**What is required:**
Go through the records and show each line where the word "EPIC" occurs.

Data extract Start Marker

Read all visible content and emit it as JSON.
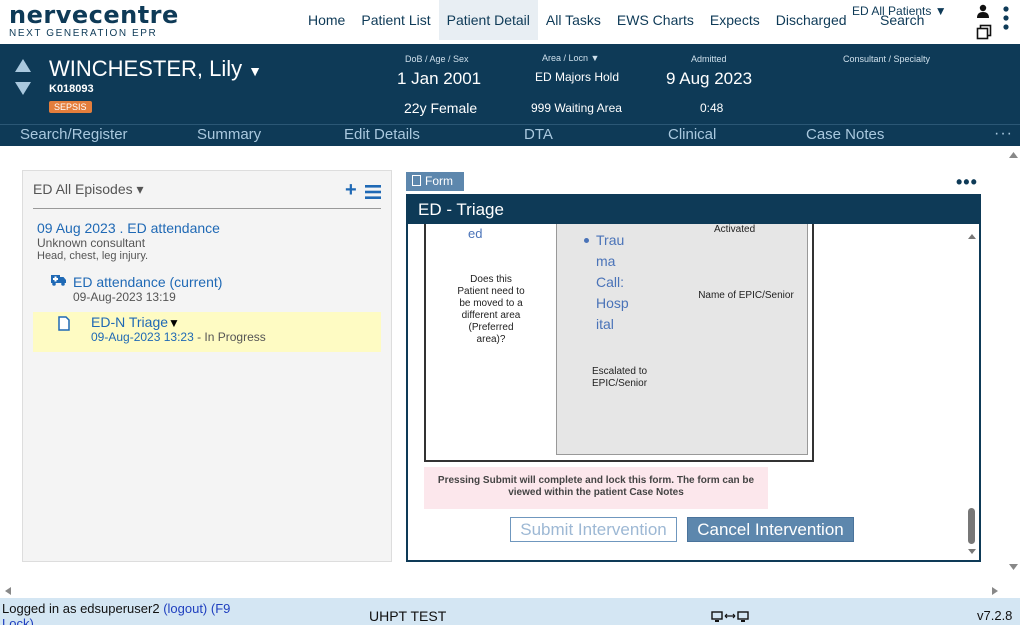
{
  "brand": {
    "name": "nervecentre",
    "tagline": "NEXT GENERATION EPR"
  },
  "nav": {
    "items": [
      "Home",
      "Patient List",
      "Patient Detail",
      "All Tasks",
      "EWS Charts",
      "Expects",
      "Discharged"
    ],
    "active": "Patient Detail",
    "ed_patients": "ED All Patients ▼",
    "search": "Search"
  },
  "patient": {
    "name": "WINCHESTER, Lily",
    "name_caret": "▼",
    "mrn": "K018093",
    "alert": "SEPSIS",
    "dob_label": "DoB / Age / Sex",
    "dob": "1 Jan 2001",
    "age_sex": "22y Female",
    "area_label": "Area / Locn  ▼",
    "area": "ED Majors Hold",
    "location": "999 Waiting Area",
    "admitted_label": "Admitted",
    "admitted": "9 Aug 2023",
    "admitted_time": "0:48",
    "consultant_label": "Consultant / Specialty"
  },
  "subnav": {
    "items": [
      "Search/Register",
      "Summary",
      "Edit Details",
      "DTA",
      "Clinical",
      "Case Notes"
    ],
    "more": "···"
  },
  "episodes": {
    "header": "ED All Episodes ▾",
    "plus": "+",
    "episode_title": "09 Aug 2023 . ED attendance",
    "consultant": "Unknown consultant",
    "complaint": "Head, chest, leg injury.",
    "attendance_title": "ED attendance (current)",
    "attendance_time": "09-Aug-2023 13:19",
    "triage_title": "ED-N Triage",
    "triage_caret": "▼",
    "triage_time": "09-Aug-2023 13:23",
    "triage_status": " - In Progress"
  },
  "form": {
    "tab_label": "Form",
    "dots": "•••",
    "title": "ED - Triage",
    "link_ed": "ed",
    "question": "Does this Patient need to be moved to a different area (Preferred area)?",
    "bullet_lines": [
      "Trau",
      "ma",
      "Call:",
      "Hosp",
      "ital"
    ],
    "activated": "Activated",
    "name_label": "Name of EPIC/Senior",
    "escalated": "Escalated to EPIC/Senior",
    "notice": "Pressing Submit will complete and lock this form. The form can be viewed within the patient Case Notes",
    "submit": "Submit Intervention",
    "cancel": "Cancel Intervention"
  },
  "footer": {
    "logged_in": "Logged in as edsuperuser2 ",
    "logout": "(logout)",
    "f9": "  (F9",
    "lock": "Lock)",
    "env": "UHPT TEST",
    "version": "v7.2.8"
  },
  "colors": {
    "primary": "#0e3a57",
    "accent": "#1f69b5",
    "alert": "#e47e3c",
    "highlight": "#fefbc3",
    "notice": "#fce7ec"
  }
}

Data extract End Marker

**Exercise solution:**
    "name_label": "Name of EPIC/Senior",
    "escalated": "Escalated to EPIC/Senior",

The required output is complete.